Tau Beta Association was founded in 1901 by four young high school women: Eloise Jenks, Hildegarde Meigs, Marian Stinchfield and Margaret Snow. Their first full-fledged project was in 1906 and consisted of a diet kitchen under the direction of the Visiting Nurses’ Association. In 1908, they and their associates raised money to provide for the first Tuberculosis Cottage which was the beginning of Herman Kiefer Hospital.
In 1916, Tau Beta established a Community House on Hanley Street in Hamtramck. It provided a day nursery, clinic and first and only library in Hamtramck. The Community House became one of the finest in the country and was studied, copied and praised by many social workers and civic leaders. The music program at the Community House provided the foundation of today’s Center for Creative Studies Institute of Music and Dance.
In 1929, a campsite was purchased in Columbiaville, Michigan and building funds were made available in 1934. Tau Beta maintained, operated and financially supported Tau Beta Camp. Campers included many non-profit groups including schools, youth groups, The Children’s Home of Detroit, and most notably, the Michigan Diabetes Association. From 1960 to 1994, Tau Beta Camp served as a medically staffed, safe environment for children who suffered with diabetes to enjoy the fun of summer camp.
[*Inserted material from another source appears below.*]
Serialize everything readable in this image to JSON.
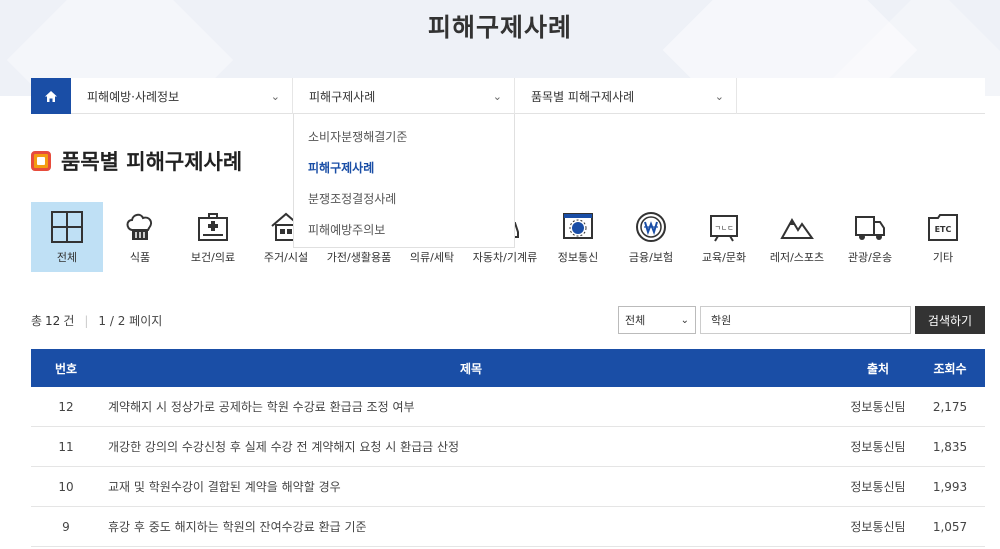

From 1994 on, it was increasingly difficult to attract truly needy groups to Tau Beta Camp. Low camp utilization, rising maintenance costs and skyrocketing insurance premiums forced Tau Beta to reconsider whether the Camp was a “good fit” for the membership. Eventually, Tau Beta Camp was sold in 2007. In the interim, Tau Beta membership voted in January of 2004 to partner with The Children’s Center of Detroit and focus our volunteer and fundraising efforts at this worthwhile institution. Located near the Detroit Medical Center, and established in 1929, The Children’s Center serves the mental and emotional well-being of thousands of at-risk children and families in Detroit.